Career and Major Works
Shellhorn worked for the Greater Los Angeles Citizens Committee on the Shoreline Development Study during World War II, when private landscape projects were hard to come by. Due to its significant environmental impact, this project affected the California Coastal Act and resulted in limitations on oil drilling in Santa Monica Bay. It also helped to create the first sewage treatment plant in Los Angeles. Being involved in this initiative, which is usually the domain of men, was a significant career accomplishment for Shellhorn.
Her work on this study also brought her a great opportunity: working with architect Welton Beckett, she designed the Pasadena landscape for Bullock’s department store in 1945. As a result of this endeavor, Bullock received other requests for her modernist designs, which perfectly captured the “Southern California Look.” Her ideas started with the parking lot, incorporating colorful elements and plants to create a smooth transition between structures with different architectural styles. (Ruth Patricia Shellhorn, 2006)
Shellhorn was meticulous enough to monitor the development of plants cultivated for particular tasks and to push for regular upkeep. Her employment at Disneyland began barely three months before the park opened in 1955. Her responsibilities included creating a thorough plan for pedestrian circulation and helping to design the park’s many landscape regions. She was also heavily involved in the University of California at Riverside’s planning and design.
Shellhorn created many commercial projects and residential gardens during her 57-year career. Prominent businesspeople and celebrities were among her clientele. Shellhorn won numerous accolades and prizes in recognition of her commitment to landscape architecture and her leadership qualities. Before she died in 2006, she gave her papers and drawings to the Special Collections of the UCLA Library. (Ruth Patricia Shellhorn, 2006)
With more than 400 projects in her career, Ruth Shellhorn was brilliant at blending architecture and nature. This gave birth to an amazing indoor-outdoor living style. Oregon State and Cornell were where she studied. It was these places that equipped her for a breakthrough role in an industry typically ruled by men. Some of her major work includes the well-known Bullock’s department stores and Disneyland. Working alongside her husband, Harry Kueser, was a key part of her success.

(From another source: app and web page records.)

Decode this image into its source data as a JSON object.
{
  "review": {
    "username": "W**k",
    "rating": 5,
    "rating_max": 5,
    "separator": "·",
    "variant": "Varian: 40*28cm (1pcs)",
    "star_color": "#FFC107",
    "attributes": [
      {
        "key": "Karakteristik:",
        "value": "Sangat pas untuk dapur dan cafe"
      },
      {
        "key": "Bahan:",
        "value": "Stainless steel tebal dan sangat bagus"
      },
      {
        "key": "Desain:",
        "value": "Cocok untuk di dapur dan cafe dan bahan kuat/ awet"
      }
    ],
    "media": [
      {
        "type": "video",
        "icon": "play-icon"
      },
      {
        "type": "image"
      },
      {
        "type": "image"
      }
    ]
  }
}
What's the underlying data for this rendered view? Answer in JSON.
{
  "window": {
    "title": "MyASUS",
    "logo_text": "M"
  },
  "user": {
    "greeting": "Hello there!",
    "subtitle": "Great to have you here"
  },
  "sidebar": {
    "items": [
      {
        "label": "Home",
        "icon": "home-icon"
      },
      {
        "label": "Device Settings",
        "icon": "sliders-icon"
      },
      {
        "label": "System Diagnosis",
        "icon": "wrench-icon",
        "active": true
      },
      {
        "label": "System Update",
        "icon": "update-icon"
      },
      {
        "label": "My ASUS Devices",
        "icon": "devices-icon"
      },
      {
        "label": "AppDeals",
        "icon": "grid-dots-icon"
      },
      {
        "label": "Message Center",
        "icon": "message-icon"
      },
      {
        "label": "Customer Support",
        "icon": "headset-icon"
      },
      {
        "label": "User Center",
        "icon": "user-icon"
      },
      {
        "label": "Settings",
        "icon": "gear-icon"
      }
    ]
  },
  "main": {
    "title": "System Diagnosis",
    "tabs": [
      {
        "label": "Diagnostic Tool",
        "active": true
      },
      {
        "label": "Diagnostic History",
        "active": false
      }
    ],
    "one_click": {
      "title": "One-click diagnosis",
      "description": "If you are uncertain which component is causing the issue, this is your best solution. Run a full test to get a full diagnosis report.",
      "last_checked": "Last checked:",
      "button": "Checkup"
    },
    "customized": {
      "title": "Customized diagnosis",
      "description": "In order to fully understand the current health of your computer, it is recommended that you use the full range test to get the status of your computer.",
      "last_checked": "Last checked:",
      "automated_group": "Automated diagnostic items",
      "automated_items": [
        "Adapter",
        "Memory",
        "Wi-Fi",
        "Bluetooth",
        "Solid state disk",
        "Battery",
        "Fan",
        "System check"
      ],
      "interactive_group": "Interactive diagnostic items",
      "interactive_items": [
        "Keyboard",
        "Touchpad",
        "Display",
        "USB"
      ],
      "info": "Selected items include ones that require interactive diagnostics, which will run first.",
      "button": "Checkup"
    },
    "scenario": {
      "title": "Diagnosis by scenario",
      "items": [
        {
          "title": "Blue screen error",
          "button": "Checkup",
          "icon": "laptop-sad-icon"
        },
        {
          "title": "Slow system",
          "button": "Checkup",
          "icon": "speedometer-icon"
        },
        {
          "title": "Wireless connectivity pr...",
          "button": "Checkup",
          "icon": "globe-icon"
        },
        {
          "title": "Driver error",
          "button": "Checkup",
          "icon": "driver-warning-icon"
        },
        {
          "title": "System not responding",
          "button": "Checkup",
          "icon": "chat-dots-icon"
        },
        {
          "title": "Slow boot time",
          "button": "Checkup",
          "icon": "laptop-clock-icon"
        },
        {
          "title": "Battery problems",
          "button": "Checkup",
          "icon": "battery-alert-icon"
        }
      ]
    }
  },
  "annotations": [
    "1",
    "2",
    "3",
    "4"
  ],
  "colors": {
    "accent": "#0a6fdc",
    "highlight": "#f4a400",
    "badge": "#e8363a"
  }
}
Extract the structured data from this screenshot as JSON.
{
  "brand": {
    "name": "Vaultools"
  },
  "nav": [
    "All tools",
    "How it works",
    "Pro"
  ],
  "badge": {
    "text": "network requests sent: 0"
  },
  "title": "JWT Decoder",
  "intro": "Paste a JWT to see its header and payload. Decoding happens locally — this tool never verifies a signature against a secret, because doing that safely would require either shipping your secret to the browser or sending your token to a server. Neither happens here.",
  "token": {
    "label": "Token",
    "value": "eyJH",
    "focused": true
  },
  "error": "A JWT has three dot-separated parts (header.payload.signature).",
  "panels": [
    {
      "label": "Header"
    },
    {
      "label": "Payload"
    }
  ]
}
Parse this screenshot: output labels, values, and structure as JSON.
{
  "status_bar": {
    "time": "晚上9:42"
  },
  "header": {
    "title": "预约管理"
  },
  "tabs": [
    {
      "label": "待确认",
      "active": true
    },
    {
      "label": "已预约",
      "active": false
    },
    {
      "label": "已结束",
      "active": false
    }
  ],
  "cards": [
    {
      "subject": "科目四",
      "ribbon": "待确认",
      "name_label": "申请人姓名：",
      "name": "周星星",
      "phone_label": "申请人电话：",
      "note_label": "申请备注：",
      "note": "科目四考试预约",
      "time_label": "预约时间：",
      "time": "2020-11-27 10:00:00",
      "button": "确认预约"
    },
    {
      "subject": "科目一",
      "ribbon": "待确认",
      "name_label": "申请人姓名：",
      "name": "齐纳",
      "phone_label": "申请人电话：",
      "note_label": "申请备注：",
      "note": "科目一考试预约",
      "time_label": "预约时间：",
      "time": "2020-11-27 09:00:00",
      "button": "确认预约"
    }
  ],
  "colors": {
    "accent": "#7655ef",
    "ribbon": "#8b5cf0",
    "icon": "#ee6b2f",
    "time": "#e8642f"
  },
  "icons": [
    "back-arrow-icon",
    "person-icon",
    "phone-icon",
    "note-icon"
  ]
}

It let her focus purely on crafting creative designs. People remember Shellhorn for more than just her designs. They admire her dedication to protecting nature and her design ethos that seamlessly combines usefulness, beauty, and environmental concern.
Ruth Patricia Shellhorn. (2006). Retrieved from The Culture Landscape Foundation: https://www.tclf.org/pioneer/ruth-shellhorn
Ruth Shellhorn. (n.d.). Retrieved from SheBuldsPodcast: https://www.shebuildspodcast.com/episodes/ruthshellhorn
Ruth Shellhorn Midcentury Landscape Design in Southern California. (n.d.). Retrieved from Library of American Landscape History: https://lalh.org/films/ruth-shellhorn-midcentury-landscape-design-in-southern-california/
Image 1 Ruth Shellhorn _© Los Angeles Times 2
Image 2 Aerial View of Disneyland 1963 _© https://en.wikipedia.org/wiki/Ruth_Shellhorn#/media/File:6308-AnaheimDisneyLand-NW_to_SE_View.jpg 3
Image 3 UC Riverside _© https://www.shebuildspodcast.com/episodes/ruthshellhorn 4